Component data from apps and pages:

####

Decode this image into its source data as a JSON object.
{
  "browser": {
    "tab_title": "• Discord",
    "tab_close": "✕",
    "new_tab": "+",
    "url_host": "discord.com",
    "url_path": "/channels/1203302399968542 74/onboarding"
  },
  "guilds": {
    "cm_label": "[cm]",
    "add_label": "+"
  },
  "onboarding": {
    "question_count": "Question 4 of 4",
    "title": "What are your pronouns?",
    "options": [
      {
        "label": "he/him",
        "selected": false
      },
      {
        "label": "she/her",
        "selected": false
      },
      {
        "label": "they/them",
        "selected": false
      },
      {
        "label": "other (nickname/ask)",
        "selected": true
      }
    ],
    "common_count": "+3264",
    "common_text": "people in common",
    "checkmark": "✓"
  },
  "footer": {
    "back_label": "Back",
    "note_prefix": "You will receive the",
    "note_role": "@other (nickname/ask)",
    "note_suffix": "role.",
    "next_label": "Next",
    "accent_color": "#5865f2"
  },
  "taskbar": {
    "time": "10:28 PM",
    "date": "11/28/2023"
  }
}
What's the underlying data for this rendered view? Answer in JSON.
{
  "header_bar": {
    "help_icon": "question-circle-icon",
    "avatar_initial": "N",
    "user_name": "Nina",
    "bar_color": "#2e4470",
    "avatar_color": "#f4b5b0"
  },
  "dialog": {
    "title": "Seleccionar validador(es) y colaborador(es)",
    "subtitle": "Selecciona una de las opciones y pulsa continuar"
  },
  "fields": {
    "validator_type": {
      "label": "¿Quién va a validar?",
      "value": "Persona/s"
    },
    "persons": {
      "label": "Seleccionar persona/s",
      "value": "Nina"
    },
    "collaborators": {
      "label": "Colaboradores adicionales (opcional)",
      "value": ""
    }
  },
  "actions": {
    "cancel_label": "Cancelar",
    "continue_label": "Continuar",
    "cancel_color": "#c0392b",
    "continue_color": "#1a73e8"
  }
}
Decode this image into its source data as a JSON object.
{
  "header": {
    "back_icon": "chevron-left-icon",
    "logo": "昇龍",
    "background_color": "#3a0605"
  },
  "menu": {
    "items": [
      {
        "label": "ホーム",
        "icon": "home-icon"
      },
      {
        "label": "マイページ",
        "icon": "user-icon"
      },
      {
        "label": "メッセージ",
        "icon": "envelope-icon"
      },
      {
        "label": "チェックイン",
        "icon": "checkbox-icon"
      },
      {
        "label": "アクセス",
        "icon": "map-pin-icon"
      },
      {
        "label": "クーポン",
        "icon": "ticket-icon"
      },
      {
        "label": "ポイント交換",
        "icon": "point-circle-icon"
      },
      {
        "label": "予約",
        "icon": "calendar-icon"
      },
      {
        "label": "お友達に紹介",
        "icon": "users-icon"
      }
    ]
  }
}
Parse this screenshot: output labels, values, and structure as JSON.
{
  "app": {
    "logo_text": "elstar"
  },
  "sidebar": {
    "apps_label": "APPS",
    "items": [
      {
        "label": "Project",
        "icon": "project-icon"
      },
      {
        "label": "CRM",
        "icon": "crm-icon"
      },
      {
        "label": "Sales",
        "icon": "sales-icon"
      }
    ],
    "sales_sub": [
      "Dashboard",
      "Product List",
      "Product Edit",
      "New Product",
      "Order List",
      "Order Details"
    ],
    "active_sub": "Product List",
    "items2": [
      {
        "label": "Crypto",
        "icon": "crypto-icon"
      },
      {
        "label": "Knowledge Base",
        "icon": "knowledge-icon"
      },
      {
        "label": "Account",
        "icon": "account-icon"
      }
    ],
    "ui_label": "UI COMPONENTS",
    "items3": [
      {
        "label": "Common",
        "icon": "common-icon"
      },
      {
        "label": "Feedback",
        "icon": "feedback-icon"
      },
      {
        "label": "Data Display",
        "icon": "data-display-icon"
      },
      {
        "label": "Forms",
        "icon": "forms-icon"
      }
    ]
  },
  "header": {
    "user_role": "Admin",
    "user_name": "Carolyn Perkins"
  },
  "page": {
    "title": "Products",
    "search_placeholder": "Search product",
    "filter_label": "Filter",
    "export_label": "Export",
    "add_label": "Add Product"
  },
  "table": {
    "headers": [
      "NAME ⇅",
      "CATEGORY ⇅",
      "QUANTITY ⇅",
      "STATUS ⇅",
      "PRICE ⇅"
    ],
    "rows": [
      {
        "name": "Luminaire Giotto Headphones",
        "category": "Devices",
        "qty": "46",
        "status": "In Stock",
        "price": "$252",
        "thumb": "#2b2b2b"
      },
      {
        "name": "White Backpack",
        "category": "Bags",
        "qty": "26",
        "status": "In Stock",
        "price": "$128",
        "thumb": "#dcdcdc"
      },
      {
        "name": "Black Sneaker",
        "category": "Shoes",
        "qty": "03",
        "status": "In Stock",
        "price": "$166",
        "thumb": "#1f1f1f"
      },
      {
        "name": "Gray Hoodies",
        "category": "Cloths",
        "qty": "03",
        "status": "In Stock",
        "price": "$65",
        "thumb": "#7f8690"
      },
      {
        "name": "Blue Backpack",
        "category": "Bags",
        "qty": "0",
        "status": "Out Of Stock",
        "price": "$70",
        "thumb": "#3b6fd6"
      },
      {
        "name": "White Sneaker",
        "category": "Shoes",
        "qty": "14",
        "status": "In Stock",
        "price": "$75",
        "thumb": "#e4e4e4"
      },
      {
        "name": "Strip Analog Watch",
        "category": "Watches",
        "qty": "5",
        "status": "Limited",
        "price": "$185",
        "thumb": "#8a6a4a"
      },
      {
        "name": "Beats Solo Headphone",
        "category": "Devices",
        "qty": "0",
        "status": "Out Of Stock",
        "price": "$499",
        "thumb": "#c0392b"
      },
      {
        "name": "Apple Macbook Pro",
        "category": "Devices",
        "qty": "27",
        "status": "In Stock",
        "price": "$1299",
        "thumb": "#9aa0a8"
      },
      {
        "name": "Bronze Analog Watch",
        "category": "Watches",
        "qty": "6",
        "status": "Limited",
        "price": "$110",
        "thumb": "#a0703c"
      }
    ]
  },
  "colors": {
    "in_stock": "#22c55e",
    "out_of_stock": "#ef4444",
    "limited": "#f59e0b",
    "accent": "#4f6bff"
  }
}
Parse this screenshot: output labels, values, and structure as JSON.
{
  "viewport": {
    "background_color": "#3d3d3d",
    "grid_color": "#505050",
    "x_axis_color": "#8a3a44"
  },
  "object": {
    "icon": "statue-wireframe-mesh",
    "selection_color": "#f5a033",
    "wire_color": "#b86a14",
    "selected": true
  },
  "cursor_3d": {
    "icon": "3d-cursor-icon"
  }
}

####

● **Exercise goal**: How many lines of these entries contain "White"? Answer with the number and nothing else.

● **Response to this exercise**: 2